Now that you have an EIN, you'll use this number when applying to open a business checking account and business credit card. This next step of starting a wedding planning business is crucial, as you'll want to keep your business finances separate from your personal finances. When you're still working on setting up your wedding planning business maybe you'll be working out of your house as a home-based business or maybe you'll have a small storefront. Either way, you'll probably want to spend on some decor, or at least on some marketing products, and you'll likely want a credit card to use for that.
Keeping the business finances completely separate from your personal finances will be huge when it comes time to file your taxes and it will help you boost your business credit score as well.
Step 6: Get any funding you need
The next step in starting a wedding planning business? Funding your new venture. The startup costs associated with opening a wedding planning business don't have to be too high, especially if you're working out of your home or another business's space. However, you will still have some upfront expenses you may not have the savings to cover. In that case, this is the time when you might need to work on getting a business loan or other funding option.
And because you have a great business plan already, you can use that to show potential investors or lenders that you have a well thought out business and a plan for turning a profit quickly. Of course, getting a loan as a new business isn't always easy. If you're finding your options to be limited, you might turn to a 0% introductory APR business credit card as an interest-free loan of sorts. With this type of credit card, you won't pay any interest on the balance you carry over for the length of the introductory offer (this will depend on the card, but at most will be 12 months). Just make sure you have a plan to pay off your balance by the end of this intro period, when a variable APR will set in, or this won't be the most effective funding tool.
Step 7: Market your services and start doing business
Once your wedding planning business is up and running and have the services you're offering laid out, you can start marketing them and hopefully bringing on new business. Consider marketing at trade shows and with any bridal boutiques in your area, or forge relationships with wedding venues to find clients. Once you get your first client, you're off to the races and can consider yourself fully in business.
The brides and grooms you work with will be grateful for your services and you can help them make their special day as stress-free as possible.
"Hiring a planner is so important to your big day," says Kaden Dean. The last thing a bride needs is for someone else to show up to handle the details: “They trust me. When you hire me, you get me. I’ve never missed a wedding.”
And keep in mind, happy customers can provide referrals and word-of-mouth marketing that can give you business the boost it needs to take off.
The bottom line
If you want to survive and thrive in the wedding planning business, you’ve got to put on a happy face and mean it—all the time. Also, you’ve got to be nice—all the time, says Kaden Dean.

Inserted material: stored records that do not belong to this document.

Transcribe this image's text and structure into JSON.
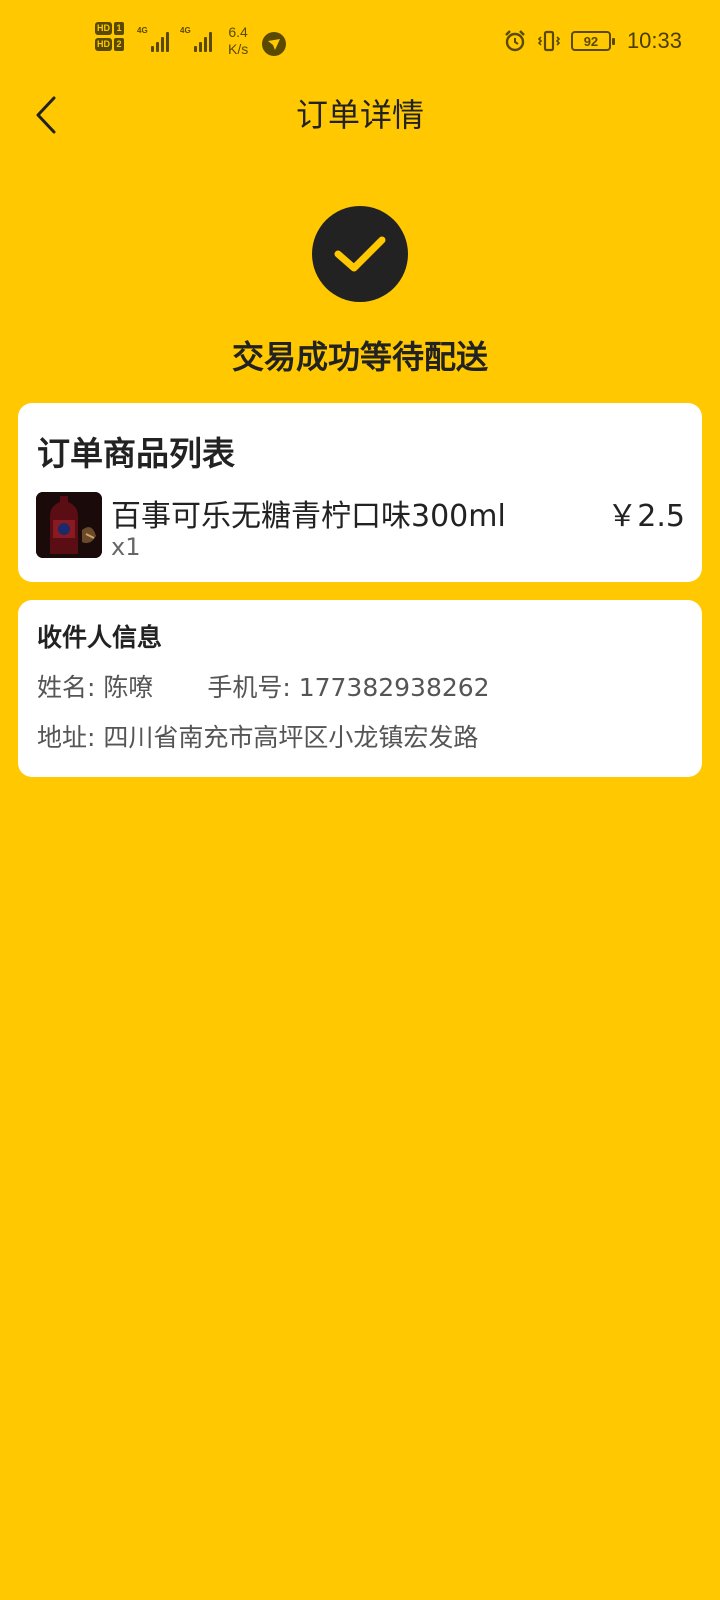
{
  "status_bar": {
    "sim1_badge": "HD",
    "sim1_num": "1",
    "sim2_badge": "HD",
    "sim2_num": "2",
    "network1": "4G",
    "network2": "4G",
    "speed_value": "6.4",
    "speed_unit": "K/s",
    "battery": "92",
    "time": "10:33",
    "icons": [
      "alarm-icon",
      "vibrate-icon",
      "battery-icon"
    ]
  },
  "header": {
    "title": "订单详情"
  },
  "status": {
    "text": "交易成功等待配送"
  },
  "goods": {
    "title": "订单商品列表",
    "items": [
      {
        "name": "百事可乐无糖青柠口味300ml",
        "quantity": "x1",
        "price": "￥2.5"
      }
    ]
  },
  "receiver": {
    "title": "收件人信息",
    "name_label": "姓名:",
    "name": "陈嘹",
    "phone_label": "手机号:",
    "phone": "177382938262",
    "address_label": "地址:",
    "address": "四川省南充市高坪区小龙镇宏发路"
  },
  "colors": {
    "background": "#FFC800",
    "card": "#FFFFFF",
    "dark": "#222222"
  }
}
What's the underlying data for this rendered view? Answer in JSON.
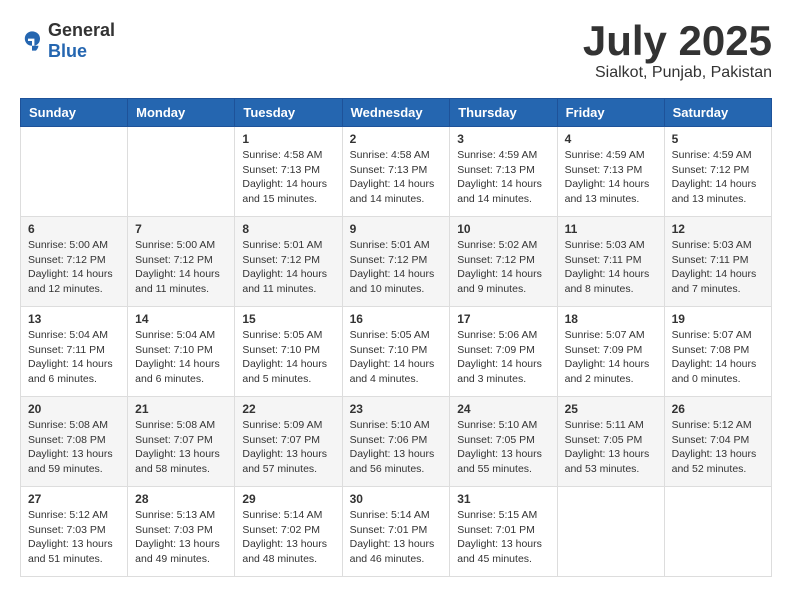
{
  "header": {
    "logo_general": "General",
    "logo_blue": "Blue",
    "month_title": "July 2025",
    "location": "Sialkot, Punjab, Pakistan"
  },
  "days_of_week": [
    "Sunday",
    "Monday",
    "Tuesday",
    "Wednesday",
    "Thursday",
    "Friday",
    "Saturday"
  ],
  "weeks": [
    [
      {
        "day": "",
        "content": ""
      },
      {
        "day": "",
        "content": ""
      },
      {
        "day": "1",
        "content": "Sunrise: 4:58 AM\nSunset: 7:13 PM\nDaylight: 14 hours and 15 minutes."
      },
      {
        "day": "2",
        "content": "Sunrise: 4:58 AM\nSunset: 7:13 PM\nDaylight: 14 hours and 14 minutes."
      },
      {
        "day": "3",
        "content": "Sunrise: 4:59 AM\nSunset: 7:13 PM\nDaylight: 14 hours and 14 minutes."
      },
      {
        "day": "4",
        "content": "Sunrise: 4:59 AM\nSunset: 7:13 PM\nDaylight: 14 hours and 13 minutes."
      },
      {
        "day": "5",
        "content": "Sunrise: 4:59 AM\nSunset: 7:12 PM\nDaylight: 14 hours and 13 minutes."
      }
    ],
    [
      {
        "day": "6",
        "content": "Sunrise: 5:00 AM\nSunset: 7:12 PM\nDaylight: 14 hours and 12 minutes."
      },
      {
        "day": "7",
        "content": "Sunrise: 5:00 AM\nSunset: 7:12 PM\nDaylight: 14 hours and 11 minutes."
      },
      {
        "day": "8",
        "content": "Sunrise: 5:01 AM\nSunset: 7:12 PM\nDaylight: 14 hours and 11 minutes."
      },
      {
        "day": "9",
        "content": "Sunrise: 5:01 AM\nSunset: 7:12 PM\nDaylight: 14 hours and 10 minutes."
      },
      {
        "day": "10",
        "content": "Sunrise: 5:02 AM\nSunset: 7:12 PM\nDaylight: 14 hours and 9 minutes."
      },
      {
        "day": "11",
        "content": "Sunrise: 5:03 AM\nSunset: 7:11 PM\nDaylight: 14 hours and 8 minutes."
      },
      {
        "day": "12",
        "content": "Sunrise: 5:03 AM\nSunset: 7:11 PM\nDaylight: 14 hours and 7 minutes."
      }
    ],
    [
      {
        "day": "13",
        "content": "Sunrise: 5:04 AM\nSunset: 7:11 PM\nDaylight: 14 hours and 6 minutes."
      },
      {
        "day": "14",
        "content": "Sunrise: 5:04 AM\nSunset: 7:10 PM\nDaylight: 14 hours and 6 minutes."
      },
      {
        "day": "15",
        "content": "Sunrise: 5:05 AM\nSunset: 7:10 PM\nDaylight: 14 hours and 5 minutes."
      },
      {
        "day": "16",
        "content": "Sunrise: 5:05 AM\nSunset: 7:10 PM\nDaylight: 14 hours and 4 minutes."
      },
      {
        "day": "17",
        "content": "Sunrise: 5:06 AM\nSunset: 7:09 PM\nDaylight: 14 hours and 3 minutes."
      },
      {
        "day": "18",
        "content": "Sunrise: 5:07 AM\nSunset: 7:09 PM\nDaylight: 14 hours and 2 minutes."
      },
      {
        "day": "19",
        "content": "Sunrise: 5:07 AM\nSunset: 7:08 PM\nDaylight: 14 hours and 0 minutes."
      }
    ],
    [
      {
        "day": "20",
        "content": "Sunrise: 5:08 AM\nSunset: 7:08 PM\nDaylight: 13 hours and 59 minutes."
      },
      {
        "day": "21",
        "content": "Sunrise: 5:08 AM\nSunset: 7:07 PM\nDaylight: 13 hours and 58 minutes."
      },
      {
        "day": "22",
        "content": "Sunrise: 5:09 AM\nSunset: 7:07 PM\nDaylight: 13 hours and 57 minutes."
      },
      {
        "day": "23",
        "content": "Sunrise: 5:10 AM\nSunset: 7:06 PM\nDaylight: 13 hours and 56 minutes."
      },
      {
        "day": "24",
        "content": "Sunrise: 5:10 AM\nSunset: 7:05 PM\nDaylight: 13 hours and 55 minutes."
      },
      {
        "day": "25",
        "content": "Sunrise: 5:11 AM\nSunset: 7:05 PM\nDaylight: 13 hours and 53 minutes."
      },
      {
        "day": "26",
        "content": "Sunrise: 5:12 AM\nSunset: 7:04 PM\nDaylight: 13 hours and 52 minutes."
      }
    ],
    [
      {
        "day": "27",
        "content": "Sunrise: 5:12 AM\nSunset: 7:03 PM\nDaylight: 13 hours and 51 minutes."
      },
      {
        "day": "28",
        "content": "Sunrise: 5:13 AM\nSunset: 7:03 PM\nDaylight: 13 hours and 49 minutes."
      },
      {
        "day": "29",
        "content": "Sunrise: 5:14 AM\nSunset: 7:02 PM\nDaylight: 13 hours and 48 minutes."
      },
      {
        "day": "30",
        "content": "Sunrise: 5:14 AM\nSunset: 7:01 PM\nDaylight: 13 hours and 46 minutes."
      },
      {
        "day": "31",
        "content": "Sunrise: 5:15 AM\nSunset: 7:01 PM\nDaylight: 13 hours and 45 minutes."
      },
      {
        "day": "",
        "content": ""
      },
      {
        "day": "",
        "content": ""
      }
    ]
  ]
}
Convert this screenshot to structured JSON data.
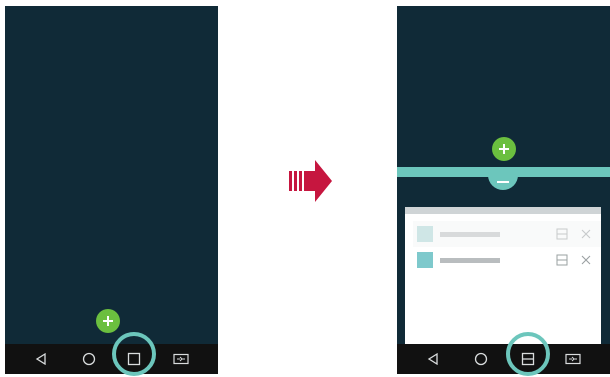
{
  "colors": {
    "screen": "#102a37",
    "nav": "#111111",
    "accent_teal": "#6cc6bc",
    "fab_green": "#6bbf3f",
    "arrow_red": "#c6163f",
    "thumb_teal": "#7ec9cc",
    "icon_gray": "#b4b9bb"
  },
  "left_phone": {
    "nav_buttons": [
      "back-icon",
      "home-icon",
      "overview-icon",
      "dual-window-icon"
    ],
    "highlighted": "overview-icon",
    "fab": "plus-icon"
  },
  "arrow": {
    "icon": "arrow-right-icon"
  },
  "right_phone": {
    "nav_buttons": [
      "back-icon",
      "home-icon",
      "split-screen-icon",
      "dual-window-icon"
    ],
    "highlighted": "split-screen-icon",
    "fab": "plus-icon",
    "divider_handle": "minus-icon",
    "recent_items": [
      {
        "thumb_color": "#a9d2d3",
        "state": "dimmed"
      },
      {
        "thumb_color": "#7ec9cc",
        "state": "normal"
      }
    ]
  }
}
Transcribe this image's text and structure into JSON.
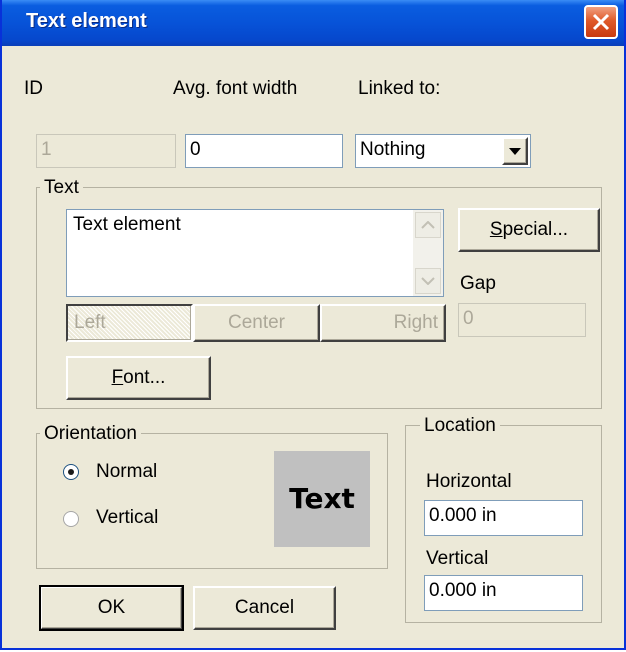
{
  "window": {
    "title": "Text element"
  },
  "header_labels": {
    "id": "ID",
    "avg_font_width": "Avg. font width",
    "linked_to": "Linked to:"
  },
  "fields": {
    "id_value": "1",
    "avg_font_width_value": "0",
    "linked_to_value": "Nothing"
  },
  "text_group": {
    "title": "Text",
    "content": "Text element",
    "special_prefix": "S",
    "special_rest": "pecial...",
    "gap_label": "Gap",
    "gap_value": "0",
    "align_left": "Left",
    "align_center": "Center",
    "align_right": "Right",
    "font_prefix": "F",
    "font_rest": "ont..."
  },
  "orientation_group": {
    "title": "Orientation",
    "normal_label": "Normal",
    "vertical_label": "Vertical",
    "selected": "Normal",
    "preview_text": "Text"
  },
  "location_group": {
    "title": "Location",
    "horizontal_label": "Horizontal",
    "horizontal_value": "0.000 in",
    "vertical_label": "Vertical",
    "vertical_value": "0.000 in"
  },
  "buttons": {
    "ok": "OK",
    "cancel": "Cancel"
  },
  "colors": {
    "title_bar": "#0753d8",
    "dialog_bg": "#ece9d8",
    "close_button": "#e05a2a",
    "preview_bg": "#c0c0c0"
  }
}
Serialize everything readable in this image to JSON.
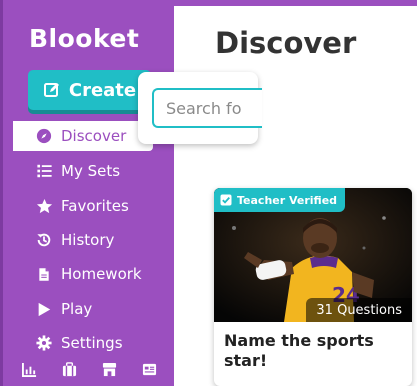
{
  "sidebar": {
    "logo": "Blooket",
    "create_label": "Create",
    "items": [
      {
        "label": "Discover",
        "icon": "compass-icon",
        "active": true
      },
      {
        "label": "My Sets",
        "icon": "list-icon"
      },
      {
        "label": "Favorites",
        "icon": "star-icon"
      },
      {
        "label": "History",
        "icon": "history-icon"
      },
      {
        "label": "Homework",
        "icon": "document-icon"
      },
      {
        "label": "Play",
        "icon": "play-icon"
      },
      {
        "label": "Settings",
        "icon": "gear-icon"
      }
    ],
    "bottom_icons": [
      "chart-icon",
      "briefcase-icon",
      "store-icon",
      "news-icon"
    ]
  },
  "main": {
    "title": "Discover",
    "search": {
      "placeholder": "Search fo"
    },
    "card": {
      "badge": "Teacher Verified",
      "question_count": "31 Questions",
      "title": "Name the sports star!"
    }
  },
  "colors": {
    "sidebar": "#9b4fbf",
    "accent": "#20bec6",
    "text_dark": "#333333"
  }
}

It might seem like a simple recipe for success, but if you do a great job and you’re happy and people know it, the referrals will flow and you’ll stay busy, she says.
This article originally appeared on JustBusiness, a subsidiary of NerdWallet.